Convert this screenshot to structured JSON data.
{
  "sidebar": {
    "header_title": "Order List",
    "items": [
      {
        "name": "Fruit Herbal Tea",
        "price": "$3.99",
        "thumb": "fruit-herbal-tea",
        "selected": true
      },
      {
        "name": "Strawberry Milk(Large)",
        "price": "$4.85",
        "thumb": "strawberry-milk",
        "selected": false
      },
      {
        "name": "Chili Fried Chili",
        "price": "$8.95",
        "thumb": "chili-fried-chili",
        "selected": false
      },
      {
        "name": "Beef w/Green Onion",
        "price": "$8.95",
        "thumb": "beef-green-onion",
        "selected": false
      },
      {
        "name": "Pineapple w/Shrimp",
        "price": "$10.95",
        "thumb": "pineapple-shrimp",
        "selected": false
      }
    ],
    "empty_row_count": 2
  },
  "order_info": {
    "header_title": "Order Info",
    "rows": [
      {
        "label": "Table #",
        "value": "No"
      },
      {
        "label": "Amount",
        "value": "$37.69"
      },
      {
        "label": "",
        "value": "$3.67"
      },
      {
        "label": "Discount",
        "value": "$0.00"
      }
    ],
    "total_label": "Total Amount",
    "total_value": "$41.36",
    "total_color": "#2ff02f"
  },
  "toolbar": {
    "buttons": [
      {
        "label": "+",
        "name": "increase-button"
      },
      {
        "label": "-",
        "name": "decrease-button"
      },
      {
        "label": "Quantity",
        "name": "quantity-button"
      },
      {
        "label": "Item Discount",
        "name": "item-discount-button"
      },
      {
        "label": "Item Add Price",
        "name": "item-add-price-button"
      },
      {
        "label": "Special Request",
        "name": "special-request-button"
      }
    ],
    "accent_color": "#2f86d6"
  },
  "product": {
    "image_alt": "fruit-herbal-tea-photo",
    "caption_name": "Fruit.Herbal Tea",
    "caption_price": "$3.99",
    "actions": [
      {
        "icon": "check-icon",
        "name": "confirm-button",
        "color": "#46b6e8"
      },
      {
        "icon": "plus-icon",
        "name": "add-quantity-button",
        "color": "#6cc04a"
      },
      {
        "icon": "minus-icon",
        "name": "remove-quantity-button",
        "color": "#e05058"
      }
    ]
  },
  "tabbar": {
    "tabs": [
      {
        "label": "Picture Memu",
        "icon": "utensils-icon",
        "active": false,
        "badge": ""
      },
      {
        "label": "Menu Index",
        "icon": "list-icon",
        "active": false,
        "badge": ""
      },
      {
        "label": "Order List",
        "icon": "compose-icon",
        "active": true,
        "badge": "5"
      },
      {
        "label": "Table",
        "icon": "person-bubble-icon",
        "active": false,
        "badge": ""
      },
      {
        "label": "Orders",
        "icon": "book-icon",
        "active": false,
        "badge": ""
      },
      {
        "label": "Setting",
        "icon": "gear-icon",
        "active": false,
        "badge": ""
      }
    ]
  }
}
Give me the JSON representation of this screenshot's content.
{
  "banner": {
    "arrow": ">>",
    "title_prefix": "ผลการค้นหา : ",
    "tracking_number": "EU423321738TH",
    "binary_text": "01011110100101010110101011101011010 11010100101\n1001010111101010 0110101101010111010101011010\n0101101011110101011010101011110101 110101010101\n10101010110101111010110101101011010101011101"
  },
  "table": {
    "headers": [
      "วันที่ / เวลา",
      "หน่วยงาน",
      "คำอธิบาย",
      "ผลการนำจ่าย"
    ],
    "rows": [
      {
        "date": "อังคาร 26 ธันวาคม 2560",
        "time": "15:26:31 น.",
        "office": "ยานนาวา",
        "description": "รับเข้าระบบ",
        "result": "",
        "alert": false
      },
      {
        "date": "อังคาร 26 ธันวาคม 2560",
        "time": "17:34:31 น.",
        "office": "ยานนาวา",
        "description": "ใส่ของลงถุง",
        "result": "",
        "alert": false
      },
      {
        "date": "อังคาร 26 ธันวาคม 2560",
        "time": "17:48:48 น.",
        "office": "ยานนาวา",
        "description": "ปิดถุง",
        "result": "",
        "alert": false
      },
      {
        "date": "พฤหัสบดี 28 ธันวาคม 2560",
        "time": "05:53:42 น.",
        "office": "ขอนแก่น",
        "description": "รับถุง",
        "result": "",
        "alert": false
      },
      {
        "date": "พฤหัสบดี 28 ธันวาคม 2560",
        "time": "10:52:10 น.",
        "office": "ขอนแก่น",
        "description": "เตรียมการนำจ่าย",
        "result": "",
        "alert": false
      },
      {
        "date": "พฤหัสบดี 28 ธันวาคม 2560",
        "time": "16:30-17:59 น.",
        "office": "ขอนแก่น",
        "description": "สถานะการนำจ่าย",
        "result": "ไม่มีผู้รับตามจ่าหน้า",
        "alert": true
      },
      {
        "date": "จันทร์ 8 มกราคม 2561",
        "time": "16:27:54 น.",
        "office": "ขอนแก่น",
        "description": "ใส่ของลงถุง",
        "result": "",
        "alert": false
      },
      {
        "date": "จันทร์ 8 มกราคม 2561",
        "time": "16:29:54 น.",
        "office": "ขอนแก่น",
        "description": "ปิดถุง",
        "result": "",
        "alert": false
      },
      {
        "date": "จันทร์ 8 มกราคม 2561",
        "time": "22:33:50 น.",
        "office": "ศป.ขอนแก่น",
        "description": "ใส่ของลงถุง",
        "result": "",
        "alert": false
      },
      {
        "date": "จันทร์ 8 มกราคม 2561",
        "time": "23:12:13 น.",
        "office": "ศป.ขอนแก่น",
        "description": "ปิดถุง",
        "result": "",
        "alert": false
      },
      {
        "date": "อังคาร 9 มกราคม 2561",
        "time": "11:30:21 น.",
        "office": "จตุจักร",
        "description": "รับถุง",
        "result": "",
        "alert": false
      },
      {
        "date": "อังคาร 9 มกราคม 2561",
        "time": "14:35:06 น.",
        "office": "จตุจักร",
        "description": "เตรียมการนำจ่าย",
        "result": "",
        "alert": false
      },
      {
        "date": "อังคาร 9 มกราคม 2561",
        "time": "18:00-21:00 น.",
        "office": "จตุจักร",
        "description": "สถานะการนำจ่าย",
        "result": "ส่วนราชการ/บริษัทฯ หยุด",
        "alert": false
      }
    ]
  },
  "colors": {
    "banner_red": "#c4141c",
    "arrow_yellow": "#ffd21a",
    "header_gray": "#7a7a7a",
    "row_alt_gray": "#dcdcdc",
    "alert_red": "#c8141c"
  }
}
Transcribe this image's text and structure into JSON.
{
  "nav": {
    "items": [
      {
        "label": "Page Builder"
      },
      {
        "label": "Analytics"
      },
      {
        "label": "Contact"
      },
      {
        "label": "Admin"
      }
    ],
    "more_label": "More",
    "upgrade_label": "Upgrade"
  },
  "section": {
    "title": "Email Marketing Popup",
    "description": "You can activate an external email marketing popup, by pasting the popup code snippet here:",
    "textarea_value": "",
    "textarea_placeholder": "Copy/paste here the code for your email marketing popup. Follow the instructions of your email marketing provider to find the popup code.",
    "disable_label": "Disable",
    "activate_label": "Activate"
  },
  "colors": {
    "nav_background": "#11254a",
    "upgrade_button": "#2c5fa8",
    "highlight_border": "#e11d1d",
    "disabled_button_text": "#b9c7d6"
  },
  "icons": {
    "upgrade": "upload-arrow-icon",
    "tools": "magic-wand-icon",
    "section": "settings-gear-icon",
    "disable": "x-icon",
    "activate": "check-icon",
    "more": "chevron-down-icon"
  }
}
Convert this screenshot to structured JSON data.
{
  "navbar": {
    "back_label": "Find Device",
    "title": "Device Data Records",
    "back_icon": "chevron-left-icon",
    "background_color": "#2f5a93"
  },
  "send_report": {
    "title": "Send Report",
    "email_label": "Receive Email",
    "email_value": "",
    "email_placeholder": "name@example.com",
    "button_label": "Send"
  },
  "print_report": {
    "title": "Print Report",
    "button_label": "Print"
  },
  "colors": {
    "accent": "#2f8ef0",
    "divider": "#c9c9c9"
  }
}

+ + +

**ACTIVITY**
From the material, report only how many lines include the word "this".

**ANSWER FOR THE TASK**
4